## Material for the task
- Opening Delimiter -

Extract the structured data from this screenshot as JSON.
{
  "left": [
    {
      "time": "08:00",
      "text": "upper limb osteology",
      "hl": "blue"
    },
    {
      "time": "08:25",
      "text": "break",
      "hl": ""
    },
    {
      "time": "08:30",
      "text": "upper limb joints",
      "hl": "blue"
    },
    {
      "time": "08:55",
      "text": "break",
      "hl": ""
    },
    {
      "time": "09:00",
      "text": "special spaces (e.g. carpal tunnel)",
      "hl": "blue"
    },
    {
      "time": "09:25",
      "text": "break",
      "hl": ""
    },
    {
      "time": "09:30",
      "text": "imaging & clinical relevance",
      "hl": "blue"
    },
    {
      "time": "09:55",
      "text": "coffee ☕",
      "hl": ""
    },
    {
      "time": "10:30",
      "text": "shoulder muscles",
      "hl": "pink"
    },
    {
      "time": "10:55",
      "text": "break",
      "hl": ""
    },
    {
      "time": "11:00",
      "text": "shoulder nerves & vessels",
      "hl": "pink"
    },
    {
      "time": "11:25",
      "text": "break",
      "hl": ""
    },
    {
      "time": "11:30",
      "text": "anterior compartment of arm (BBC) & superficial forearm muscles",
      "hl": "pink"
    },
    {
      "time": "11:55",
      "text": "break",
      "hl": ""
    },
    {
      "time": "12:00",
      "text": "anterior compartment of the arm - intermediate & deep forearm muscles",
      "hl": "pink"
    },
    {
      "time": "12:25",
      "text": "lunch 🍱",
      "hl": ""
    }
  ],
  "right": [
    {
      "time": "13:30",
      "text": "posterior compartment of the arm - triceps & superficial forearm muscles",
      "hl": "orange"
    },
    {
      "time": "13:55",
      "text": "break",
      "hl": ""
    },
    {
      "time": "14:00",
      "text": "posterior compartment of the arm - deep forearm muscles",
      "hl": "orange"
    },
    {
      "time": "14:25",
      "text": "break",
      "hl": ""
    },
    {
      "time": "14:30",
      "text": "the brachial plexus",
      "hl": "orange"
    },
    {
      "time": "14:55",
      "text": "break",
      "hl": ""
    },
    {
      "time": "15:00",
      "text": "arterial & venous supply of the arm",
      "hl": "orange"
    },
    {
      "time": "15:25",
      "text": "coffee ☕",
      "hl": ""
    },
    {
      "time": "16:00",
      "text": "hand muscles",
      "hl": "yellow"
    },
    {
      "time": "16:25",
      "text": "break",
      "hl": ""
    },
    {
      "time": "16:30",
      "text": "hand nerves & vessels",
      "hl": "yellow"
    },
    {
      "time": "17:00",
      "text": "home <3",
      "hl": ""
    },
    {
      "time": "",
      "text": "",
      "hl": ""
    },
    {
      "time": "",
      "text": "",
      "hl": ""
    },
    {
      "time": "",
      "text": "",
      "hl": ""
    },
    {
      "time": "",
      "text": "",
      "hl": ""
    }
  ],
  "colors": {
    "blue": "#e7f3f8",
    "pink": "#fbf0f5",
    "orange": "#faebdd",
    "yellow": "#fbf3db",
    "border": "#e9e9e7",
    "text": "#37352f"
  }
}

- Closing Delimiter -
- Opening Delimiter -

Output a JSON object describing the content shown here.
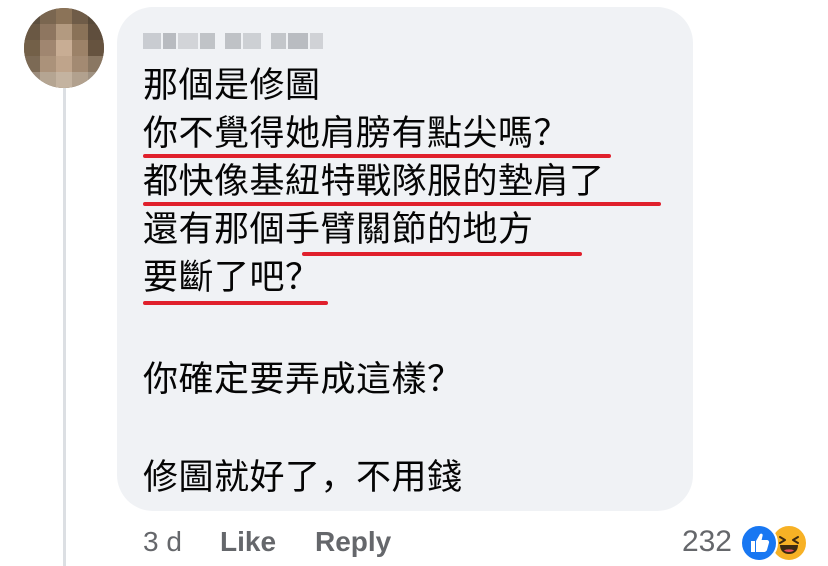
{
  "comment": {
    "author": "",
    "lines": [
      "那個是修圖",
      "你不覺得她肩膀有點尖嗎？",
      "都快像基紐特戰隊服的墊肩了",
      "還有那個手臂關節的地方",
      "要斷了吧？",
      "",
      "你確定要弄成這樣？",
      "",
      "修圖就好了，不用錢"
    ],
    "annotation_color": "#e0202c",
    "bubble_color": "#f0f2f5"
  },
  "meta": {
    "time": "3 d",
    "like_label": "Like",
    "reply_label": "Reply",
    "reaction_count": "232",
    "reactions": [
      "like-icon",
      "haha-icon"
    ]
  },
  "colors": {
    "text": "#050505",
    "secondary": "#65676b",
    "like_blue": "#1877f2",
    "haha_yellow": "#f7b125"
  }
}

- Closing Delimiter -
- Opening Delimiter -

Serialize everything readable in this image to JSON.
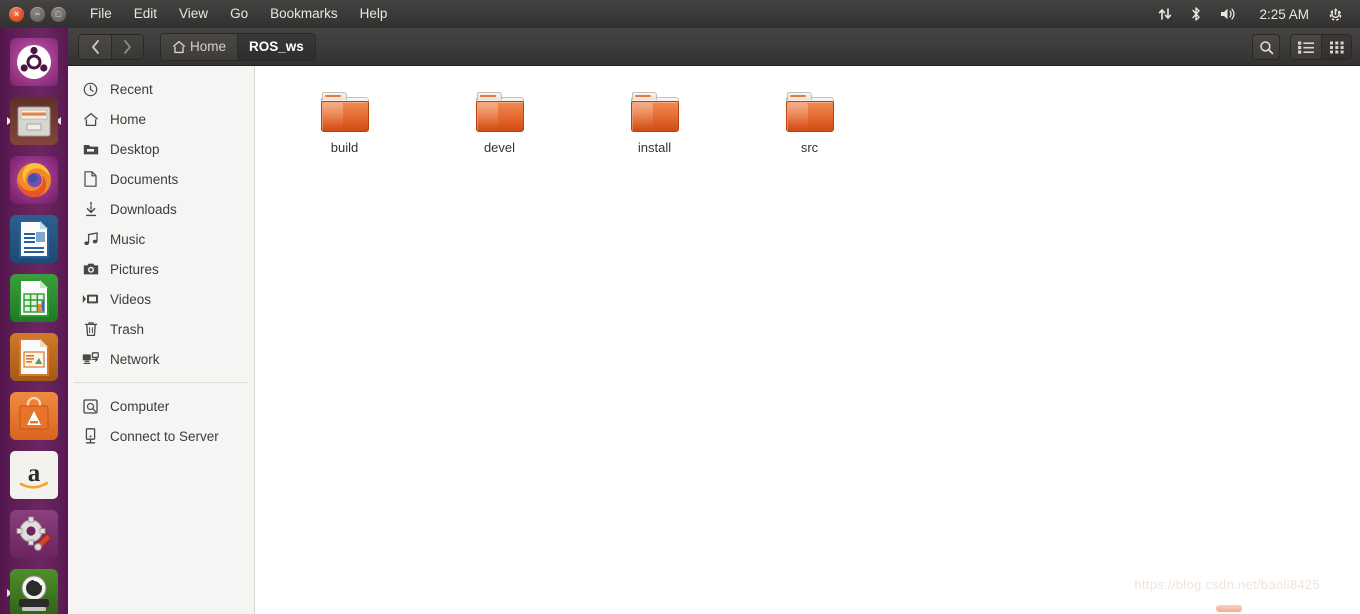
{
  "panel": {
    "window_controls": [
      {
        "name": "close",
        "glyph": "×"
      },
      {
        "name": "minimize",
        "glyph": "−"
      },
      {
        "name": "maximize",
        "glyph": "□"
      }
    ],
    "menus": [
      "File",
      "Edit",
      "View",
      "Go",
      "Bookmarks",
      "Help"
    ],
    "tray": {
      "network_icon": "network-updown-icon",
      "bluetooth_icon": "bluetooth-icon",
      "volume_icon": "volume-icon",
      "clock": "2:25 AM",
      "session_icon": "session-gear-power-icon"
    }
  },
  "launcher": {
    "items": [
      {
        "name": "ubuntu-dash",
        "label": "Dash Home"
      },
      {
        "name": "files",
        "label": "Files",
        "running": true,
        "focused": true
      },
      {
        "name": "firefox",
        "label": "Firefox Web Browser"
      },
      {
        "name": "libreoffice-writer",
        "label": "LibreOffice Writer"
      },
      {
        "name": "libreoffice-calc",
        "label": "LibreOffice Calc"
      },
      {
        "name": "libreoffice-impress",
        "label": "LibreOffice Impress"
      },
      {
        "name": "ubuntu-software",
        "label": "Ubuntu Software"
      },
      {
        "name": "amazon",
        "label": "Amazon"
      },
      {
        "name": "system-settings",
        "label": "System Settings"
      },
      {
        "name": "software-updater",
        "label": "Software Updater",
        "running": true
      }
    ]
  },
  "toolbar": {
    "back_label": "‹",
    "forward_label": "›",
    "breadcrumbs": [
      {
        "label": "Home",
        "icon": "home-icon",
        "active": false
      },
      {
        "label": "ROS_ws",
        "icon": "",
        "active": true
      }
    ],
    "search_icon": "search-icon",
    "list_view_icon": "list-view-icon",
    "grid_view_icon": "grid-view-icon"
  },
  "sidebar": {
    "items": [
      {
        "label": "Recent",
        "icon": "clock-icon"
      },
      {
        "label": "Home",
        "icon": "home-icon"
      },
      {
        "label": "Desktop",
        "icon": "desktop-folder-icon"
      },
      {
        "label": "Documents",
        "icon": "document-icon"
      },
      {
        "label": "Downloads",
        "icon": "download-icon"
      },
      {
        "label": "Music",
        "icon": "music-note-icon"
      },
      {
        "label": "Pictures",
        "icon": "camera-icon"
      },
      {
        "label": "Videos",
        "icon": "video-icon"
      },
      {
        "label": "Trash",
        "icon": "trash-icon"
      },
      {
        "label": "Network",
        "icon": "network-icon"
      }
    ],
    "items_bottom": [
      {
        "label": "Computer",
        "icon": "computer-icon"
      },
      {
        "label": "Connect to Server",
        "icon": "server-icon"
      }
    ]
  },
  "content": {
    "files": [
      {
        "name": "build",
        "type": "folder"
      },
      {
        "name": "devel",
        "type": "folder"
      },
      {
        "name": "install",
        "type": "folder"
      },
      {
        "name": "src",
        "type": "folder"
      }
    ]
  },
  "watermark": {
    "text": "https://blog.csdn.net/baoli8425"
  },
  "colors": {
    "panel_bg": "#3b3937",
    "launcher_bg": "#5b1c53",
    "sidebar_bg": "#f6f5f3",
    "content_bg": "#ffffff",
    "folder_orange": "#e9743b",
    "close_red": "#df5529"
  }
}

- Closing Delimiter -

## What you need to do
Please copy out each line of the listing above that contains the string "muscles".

## Answer box
      "text": "shoulder muscles",
      "text": "anterior compartment of arm (BBC) & superficial forearm muscles",
      "text": "anterior compartment of the arm - intermediate & deep forearm muscles",
      "text": "posterior compartment of the arm - triceps & superficial forearm muscles",
      "text": "posterior compartment of the arm - deep forearm muscles",
      "text": "hand muscles",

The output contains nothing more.